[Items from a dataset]
╭──

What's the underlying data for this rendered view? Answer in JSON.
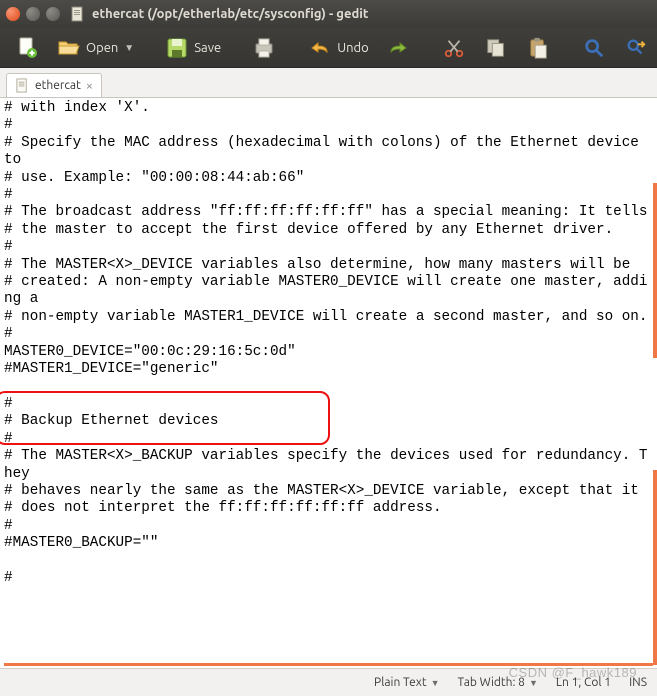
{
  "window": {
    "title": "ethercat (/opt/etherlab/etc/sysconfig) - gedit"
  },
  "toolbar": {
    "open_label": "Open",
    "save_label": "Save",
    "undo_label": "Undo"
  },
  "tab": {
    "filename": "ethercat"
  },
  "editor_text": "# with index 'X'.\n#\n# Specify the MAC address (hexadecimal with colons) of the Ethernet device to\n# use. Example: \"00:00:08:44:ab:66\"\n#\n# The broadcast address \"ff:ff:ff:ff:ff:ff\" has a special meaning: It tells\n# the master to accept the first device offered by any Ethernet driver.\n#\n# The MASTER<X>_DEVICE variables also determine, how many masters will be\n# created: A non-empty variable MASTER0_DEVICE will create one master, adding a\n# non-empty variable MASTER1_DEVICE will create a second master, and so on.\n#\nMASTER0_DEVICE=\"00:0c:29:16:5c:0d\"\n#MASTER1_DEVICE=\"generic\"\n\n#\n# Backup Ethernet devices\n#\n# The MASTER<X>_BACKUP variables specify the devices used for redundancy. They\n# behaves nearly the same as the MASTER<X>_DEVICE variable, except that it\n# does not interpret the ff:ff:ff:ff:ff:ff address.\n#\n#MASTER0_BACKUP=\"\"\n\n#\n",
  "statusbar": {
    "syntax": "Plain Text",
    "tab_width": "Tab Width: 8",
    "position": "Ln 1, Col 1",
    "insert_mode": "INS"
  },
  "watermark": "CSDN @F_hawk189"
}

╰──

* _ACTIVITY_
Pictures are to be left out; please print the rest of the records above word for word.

* _WRITTEN ANSWER_
What's the underlying data for this rendered view? Answer in JSON.
{
  "window": {
    "title": "ethercat (/opt/etherlab/etc/sysconfig) - gedit"
  },
  "toolbar": {
    "open_label": "Open",
    "save_label": "Save",
    "undo_label": "Undo"
  },
  "tab": {
    "filename": "ethercat"
  },
  "editor_text": "# with index 'X'.\n#\n# Specify the MAC address (hexadecimal with colons) of the Ethernet device to\n# use. Example: \"00:00:08:44:ab:66\"\n#\n# The broadcast address \"ff:ff:ff:ff:ff:ff\" has a special meaning: It tells\n# the master to accept the first device offered by any Ethernet driver.\n#\n# The MASTER<X>_DEVICE variables also determine, how many masters will be\n# created: A non-empty variable MASTER0_DEVICE will create one master, adding a\n# non-empty variable MASTER1_DEVICE will create a second master, and so on.\n#\nMASTER0_DEVICE=\"00:0c:29:16:5c:0d\"\n#MASTER1_DEVICE=\"generic\"\n\n#\n# Backup Ethernet devices\n#\n# The MASTER<X>_BACKUP variables specify the devices used for redundancy. They\n# behaves nearly the same as the MASTER<X>_DEVICE variable, except that it\n# does not interpret the ff:ff:ff:ff:ff:ff address.\n#\n#MASTER0_BACKUP=\"\"\n\n#\n",
  "statusbar": {
    "syntax": "Plain Text",
    "tab_width": "Tab Width: 8",
    "position": "Ln 1, Col 1",
    "insert_mode": "INS"
  },
  "watermark": "CSDN @F_hawk189"
}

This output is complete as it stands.